Task objective: Copy each line below in which the word "reward" occurs.

***** Extracted entries

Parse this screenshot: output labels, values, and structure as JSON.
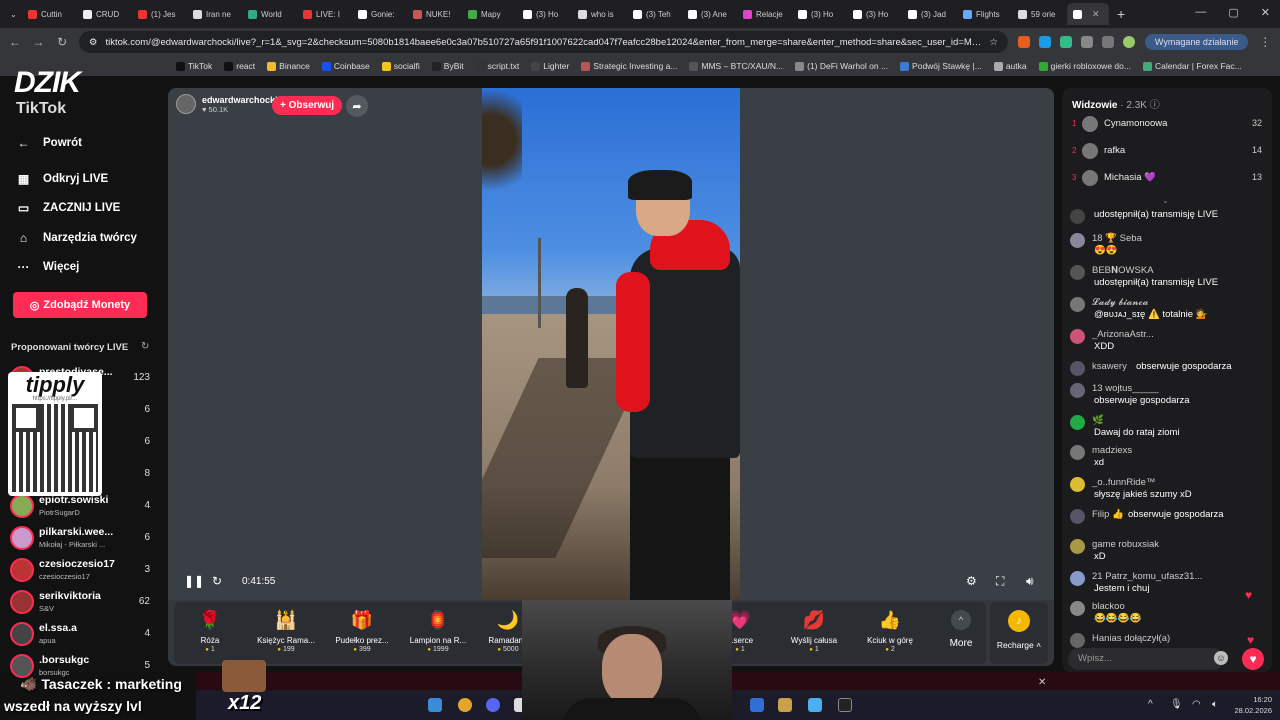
{
  "browser": {
    "tabs": [
      {
        "title": "Cuttin",
        "color": "#e33"
      },
      {
        "title": "CRUD",
        "color": "#eee"
      },
      {
        "title": "(1) Jes",
        "color": "#e33"
      },
      {
        "title": "Iran ne",
        "color": "#ddd"
      },
      {
        "title": "World",
        "color": "#3a8"
      },
      {
        "title": "LIVE: I",
        "color": "#e33"
      },
      {
        "title": "Gonie:",
        "color": "#fff"
      },
      {
        "title": "NUKE!",
        "color": "#c55"
      },
      {
        "title": "Mapy",
        "color": "#4a4"
      },
      {
        "title": "(3) Ho",
        "color": "#fff"
      },
      {
        "title": "who is",
        "color": "#ddd"
      },
      {
        "title": "(3) Teh",
        "color": "#fff"
      },
      {
        "title": "(3) Ane",
        "color": "#fff"
      },
      {
        "title": "Relacje",
        "color": "#d4c"
      },
      {
        "title": "(3) Ho",
        "color": "#fff"
      },
      {
        "title": "(3) Ho",
        "color": "#fff"
      },
      {
        "title": "(3) Jad",
        "color": "#fff"
      },
      {
        "title": "Flights",
        "color": "#6af"
      },
      {
        "title": "59 orie",
        "color": "#ddd"
      },
      {
        "title": "",
        "color": "#fff",
        "active": true
      }
    ],
    "url": "tiktok.com/@edwardwarchocki/live?_r=1&_svg=2&checksum=5080b1814baee6e0c3a07b510727a65f91f1007622cad047f7eafcc28be12024&enter_from_merge=share&enter_method=share&sec_user_id=MS4wLj...",
    "required_action": "Wymagane działanie",
    "bookmarks": [
      "TikTok",
      "react",
      "Binance",
      "Coinbase",
      "socialfi",
      "ByBit",
      "script.txt",
      "Lighter",
      "Strategic Investing a...",
      "MMS – BTC/XAU/N...",
      "(1) DeFi Warhol on ...",
      "Podwój Stawkę |...",
      "autka",
      "gierki robloxowe do...",
      "Calendar | Forex Fac..."
    ]
  },
  "brand": {
    "overlay": "DZIK",
    "logo": "TikTok"
  },
  "nav": {
    "back": "Powrót",
    "items": [
      "Odkryj LIVE",
      "ZACZNIJ LIVE",
      "Narzędzia twórcy",
      "Więcej"
    ],
    "coins": "Zdobądź Monety",
    "suggested_title": "Proponowani twórcy LIVE"
  },
  "creators": [
    {
      "name": "prestodiyase...",
      "sub": "",
      "count": "123"
    },
    {
      "name": "",
      "sub": "",
      "count": "6"
    },
    {
      "name": "",
      "sub": "",
      "count": "6"
    },
    {
      "name": "",
      "sub": "",
      "count": "8"
    },
    {
      "name": "epiotr.sowiski",
      "sub": "PiotrSugarD",
      "count": "4"
    },
    {
      "name": "pilkarski.wee...",
      "sub": "Mikołaj - Piłkarski ...",
      "count": "6"
    },
    {
      "name": "czesioczesio17",
      "sub": "czesioczesio17",
      "count": "3"
    },
    {
      "name": "serikviktoria",
      "sub": "S&V",
      "count": "62"
    },
    {
      "name": "el.ssa.a",
      "sub": "apua",
      "count": "4"
    },
    {
      "name": ".borsukgc",
      "sub": "borsukgc",
      "count": "5"
    }
  ],
  "qr_overlay": {
    "title": "tipply",
    "url": "https://tipply.pl/..."
  },
  "live": {
    "host": "edwardwarchocki",
    "likes": "50.1K",
    "follow": "+ Obserwuj",
    "elapsed": "0:41:55"
  },
  "gifts": [
    {
      "name": "Róża",
      "price": "1",
      "icon": "🌹"
    },
    {
      "name": "Księżyc Rama...",
      "price": "199",
      "icon": "🕌"
    },
    {
      "name": "Pudełko prez...",
      "price": "399",
      "icon": "🎁"
    },
    {
      "name": "Lampion na R...",
      "price": "1999",
      "icon": "🏮"
    },
    {
      "name": "Ramadano",
      "price": "5000",
      "icon": "🌙"
    },
    {
      "name": "...serce",
      "price": "1",
      "icon": "💗"
    },
    {
      "name": "Wyślij całusa",
      "price": "1",
      "icon": "💋"
    },
    {
      "name": "Kciuk w górę",
      "price": "2",
      "icon": "👍"
    }
  ],
  "more_label": "More",
  "recharge_label": "Recharge",
  "chat": {
    "viewers_label": "Widzowie",
    "viewers_count": "· 2.3K",
    "top": [
      {
        "rank": "1",
        "name": "Cynamonoowa",
        "score": "32"
      },
      {
        "rank": "2",
        "name": "rafka",
        "score": "14"
      },
      {
        "rank": "3",
        "name": "Michasia 💜",
        "score": "13"
      }
    ],
    "messages": [
      {
        "user": "",
        "text": "udostępnił(a) transmisję LIVE",
        "inline": ""
      },
      {
        "user": "18 🏆 Seba",
        "text": "😍😍",
        "inline": ""
      },
      {
        "user": "BEB𝐍OWSKA",
        "text": "udostępnił(a) transmisję LIVE",
        "inline": ""
      },
      {
        "user": "𝓛𝓪𝓭𝔂 𝓫𝓲𝓪𝓷𝓬𝓪",
        "text": "@ʙᴜᴊᴀᴊ_sɪę ⚠️ totalnie 💁",
        "inline": ""
      },
      {
        "user": "_ArizonaAstr...",
        "text": "XDD",
        "inline": ""
      },
      {
        "user": "ksawery",
        "text": "",
        "inline": "obserwuje gospodarza"
      },
      {
        "user": "13 wojtus_____",
        "text": "obserwuje gospodarza",
        "inline": ""
      },
      {
        "user": "🌿",
        "text": "Dawaj do rataj ziomi",
        "inline": ""
      },
      {
        "user": "madziexs",
        "text": "xd",
        "inline": ""
      },
      {
        "user": "_o..funnRide™",
        "text": "słyszę jakieś szumy xD",
        "inline": ""
      },
      {
        "user": "Filip 👍",
        "text": "",
        "inline": "obserwuje gospodarza"
      },
      {
        "user": "game robuxsiak",
        "text": "xD",
        "inline": ""
      },
      {
        "user": "21 Patrz_komu_ufasz31...",
        "text": "Jestem i chuj",
        "inline": ""
      },
      {
        "user": "blackoo",
        "text": "😂😂😂😂",
        "inline": ""
      },
      {
        "user": "Hanias dołączył(a)",
        "text": "",
        "inline": ""
      }
    ],
    "input_placeholder": "Wpisz..."
  },
  "overlays": {
    "alert_line1": "Tasaczek : marketing",
    "alert_line2": "wszedł na wyższy lvl",
    "combo": "x12"
  },
  "taskbar": {
    "time": "16:20",
    "date": "28.02.2026"
  }
}
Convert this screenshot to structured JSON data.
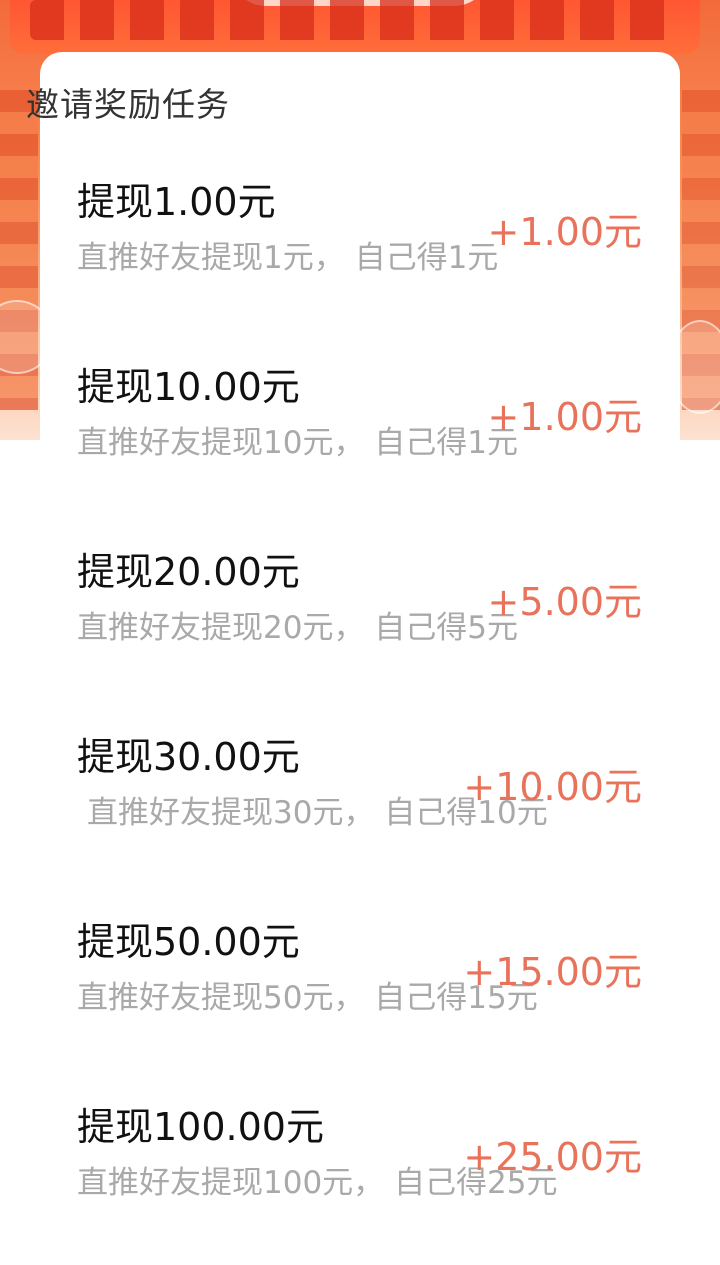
{
  "section_title": "邀请奖励任务",
  "tasks": [
    {
      "title": "提现1.00元",
      "desc": "直推好友提现1元， 自己得1元",
      "reward": "+1.00元"
    },
    {
      "title": "提现10.00元",
      "desc": "直推好友提现10元， 自己得1元",
      "reward": "+1.00元"
    },
    {
      "title": "提现20.00元",
      "desc": "直推好友提现20元， 自己得5元",
      "reward": "+5.00元"
    },
    {
      "title": "提现30.00元",
      "desc": "直推好友提现30元， 自己得10元",
      "reward": "+10.00元"
    },
    {
      "title": "提现50.00元",
      "desc": "直推好友提现50元， 自己得15元",
      "reward": "+15.00元"
    },
    {
      "title": "提现100.00元",
      "desc": "直推好友提现100元， 自己得25元",
      "reward": "+25.00元"
    }
  ],
  "colors": {
    "banner": "#f36a3a",
    "reward": "#e8725a",
    "title_text": "#111111",
    "desc_text": "#a9a9a9"
  }
}
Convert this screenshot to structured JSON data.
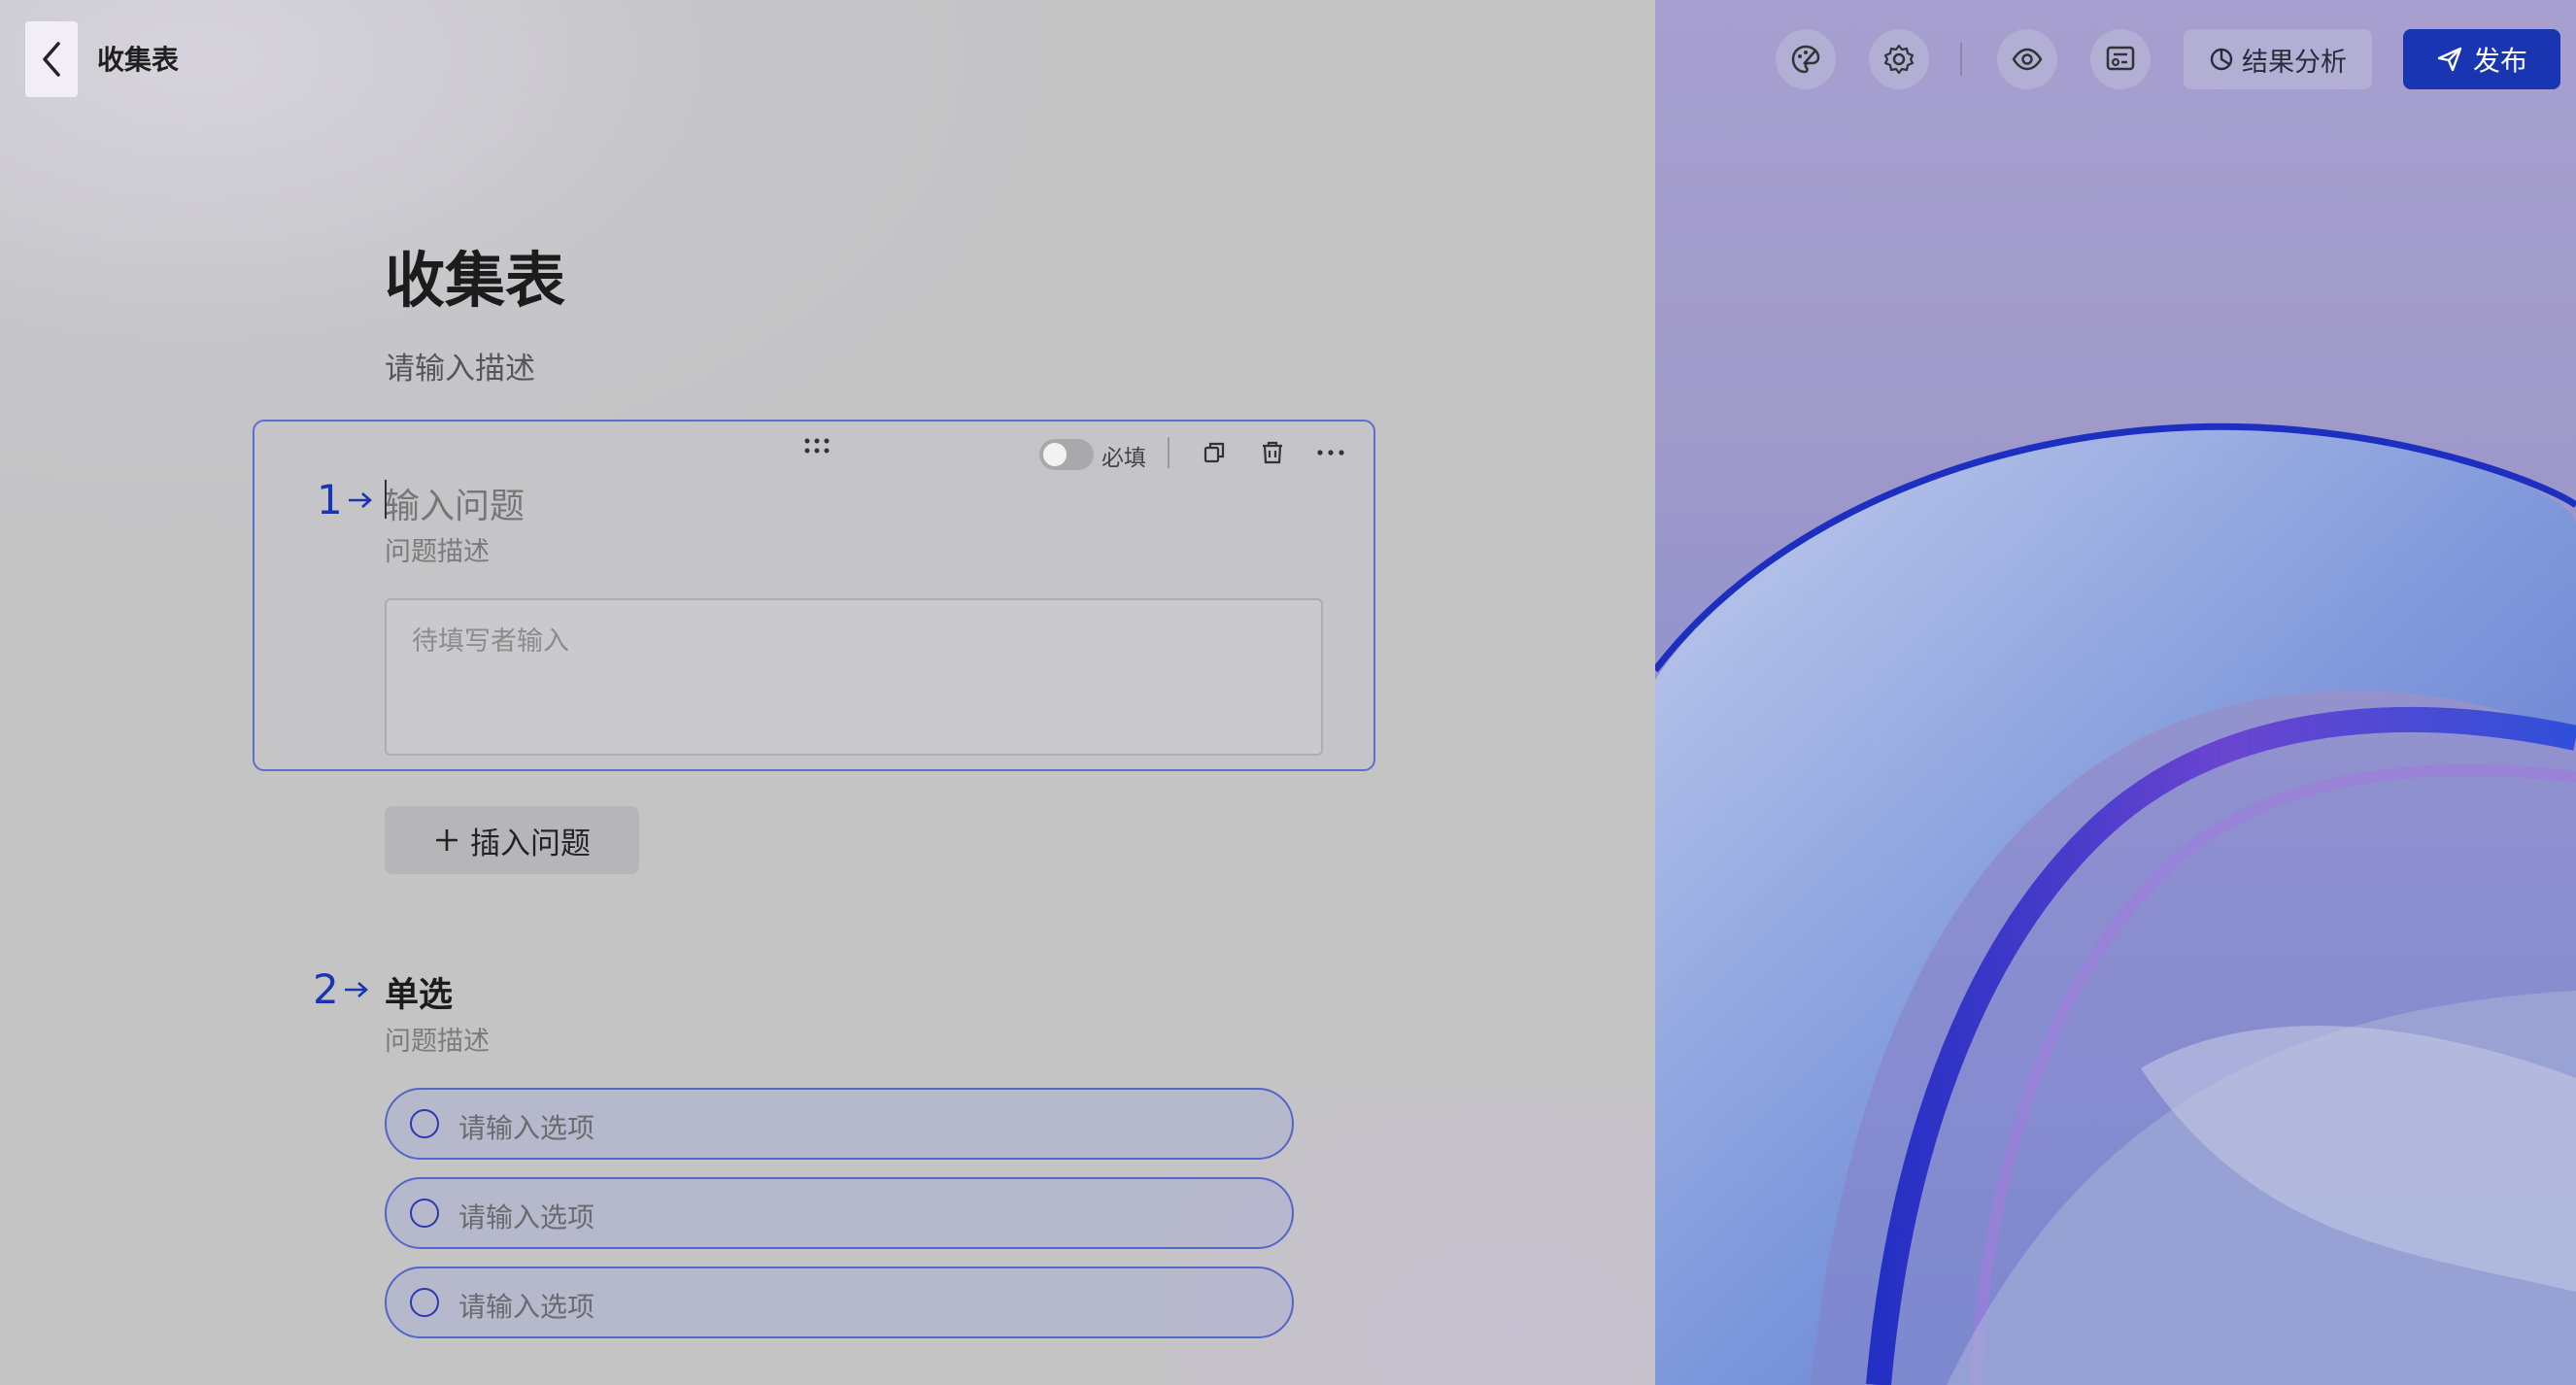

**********

Answer:
      "reward": "+1.00元"
      "reward": "+1.00元"
      "reward": "+5.00元"
      "reward": "+10.00元"
      "reward": "+15.00元"
      "reward": "+25.00元"
    "reward": "#e8725a",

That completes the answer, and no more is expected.